Do you need to sell your car so you can upgrade to a vehicle that better fits your lifestyle? Maybe you landed your first job and want to reward yourself with a nicer car, or you're starting a family and need to swap your convertible for a minivan. A vehicle change is going to prompt some insurance-related questions in the process, so you’ll want to do your homework before you get too far down the path of a new, or “new-to-you” vehicle. And while selling your used car can help to fund the purchase of a new vehicle, the process can take some time and effort. Follow these tips that may provide a “smoother ride” to selling your car.
1. Decide where to sell your car. The first question to ask: Where should you sell your used car? Options include:
- Selling on your own locally;
- Selling through an online car marketplace; or
- Selling your car to a dealer.

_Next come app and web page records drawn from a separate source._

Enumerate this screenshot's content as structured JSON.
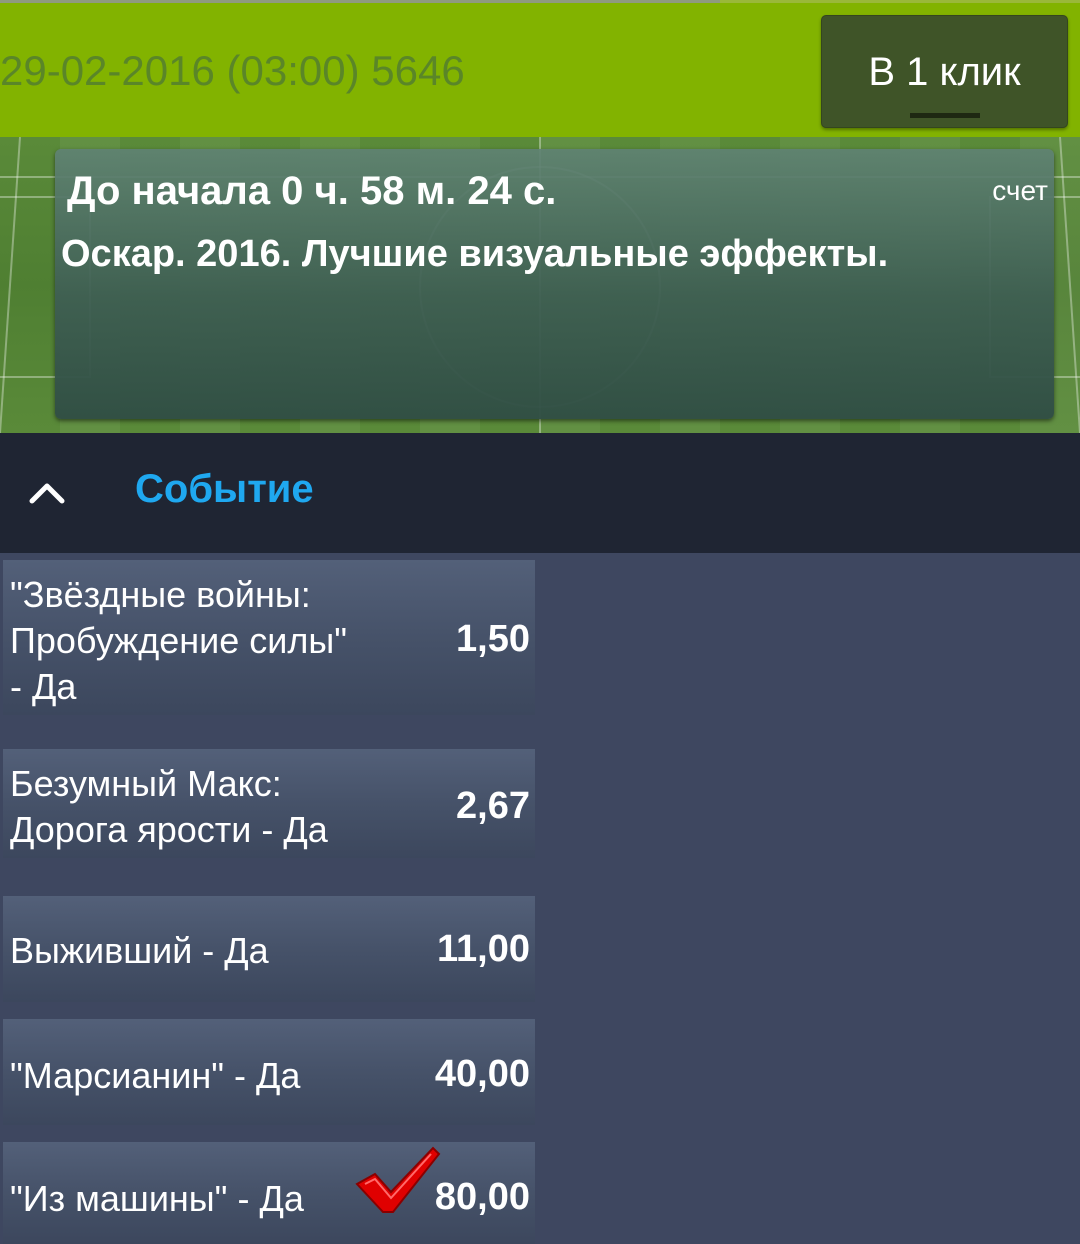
{
  "header": {
    "title": "29-02-2016 (03:00) 5646",
    "one_click_label": "В 1 клик"
  },
  "event_card": {
    "countdown": "До начала 0 ч. 58 м. 24 с.",
    "score_label": "счет",
    "event_name": "Оскар. 2016. Лучшие визуальные эффекты."
  },
  "section": {
    "title": "Событие",
    "collapse_icon": "chevron-up-icon"
  },
  "outcomes": [
    {
      "label_lines": [
        "\"Звёздные войны:",
        "Пробуждение силы\"",
        "- Да"
      ],
      "odds": "1,50",
      "selected": false
    },
    {
      "label_lines": [
        "Безумный Макс:",
        "Дорога ярости - Да"
      ],
      "odds": "2,67",
      "selected": false
    },
    {
      "label_lines": [
        "Выживший - Да"
      ],
      "odds": "11,00",
      "selected": false
    },
    {
      "label_lines": [
        "\"Марсианин\" - Да"
      ],
      "odds": "40,00",
      "selected": false
    },
    {
      "label_lines": [
        "\"Из машины\" - Да"
      ],
      "odds": "80,00",
      "selected": true,
      "mark_icon": "red-checkmark-icon"
    }
  ],
  "colors": {
    "header_green": "#82b300",
    "section_title_blue": "#1fa8f0",
    "page_background": "#3e4760",
    "checkmark_red": "#e00000"
  }
}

Each option has pros and cons, so choose based on what matters most to you. For example, selling on your own may take more time and legwork but may land you a better price. Some online car marketplaces require a fee to list your vehicle for sale, but that option may give you access to a larger number of potential buyers. Finally, selling to a dealer might lower the sale price but could put money in your pocket sooner.
2. Learn how to sell a used car in your state. Before you take action, brush up on the ins and outs of how to sell a car in order to help avoid making a mistake or skipping an important step.1
- First check with the Department of Motor Vehicles (DMV) in your state for a list of requirements for title transfer.
- Most states require that you and the buyer fill out a Bill of Sale as well as a "release of liability" form to protect you in case a crash occurs after the buyer drives away.
- For added protection, you might consider completing the sale at your local DMV office, so the buyer can apply for a title and get license plates before taking possession.
- Be sure to talk to your agent ahead of time about the best time to cancel the auto insurance policy on your previous car.
3. Research used car values. Knowing how much your car is worth is key, no matter where or how you plan to sell your vehicle.
- Look up the value of your used car and check local online classified ads to compare how much similar vehicles are selling for in your area.
- Start by gathering any paperwork that outlines specific features of your car, and by checking the odometer.
- Then enter details including the make, model, year, features and condition of your car into a used car valuation tool. The private party price is the amount you might get if you're selling the car on your own, while the dealer trade-in or sale value is typically lower by hundreds or thousands of dollars. Knowing the value of your car will help you to set a price fairly or to confidently negotiate with a dealer.
4. Prep your used car for sale. Taking time to get your used car ready for sale may help you to sell it sooner for a higher price. You don't have to be an auto mechanic or a professional car detailer to get your ride in better shape.
- First, gather all of the warranty information and other records you have for your car and tuck them into a folder to show prospective buyers. If you don't have documentation of routine maintenance done on the vehicle, ask your mechanic to print the service records for your vehicle.
- Wash your car, clean out the glove box and trunk, and give the interior a deep clean. Also consider getting a car inspection and report from a reliable mechanic.
5. Plan ahead for test drive requests. Many buyers will ask to test drive your car before committing to buy it. However, just handing a stranger the keys to your car can be risky.
- Instead, call your agent or insurer first to ask whether your auto insurance policy allows test drives.
- Also ask whether your insurance or the prospective buyer's auto insurance will cover vehicle repairs in case of a mishap during the test drive.
- Check and snap a photo of the prospective buyer's driver license.
- Meet at a safe place such as a shopping center, police station or local DMV, during the day.
- Consider bringing a friend or relative along for added safety.
6. Check insurance costs when replacing your car. Are you planning to buy a new car as soon as you sell your used vehicle? Keep in mind that getting a new car can cause a change in your auto insurance rates. Car variables that can affect the cost of insurance include:
- Repair costs.
- Theft statistics and the safety record for that make and model.
To help offset a potential rate increase, ask your agent about ways to help lower your car insurance costs. For example, you may be able to bundle your home and auto insurance policies, raise your deductible or take advantage of discounts. In fact, many insurers offer price breaks for low annual mileage, taking a defensive driving class or staying accident free for a certain period of time.
Following these tips can help put you on the road to selling your used car quickly so you can soon slide behind the wheel of your next vehicle – with the peace of mind that comes from doing your homework first.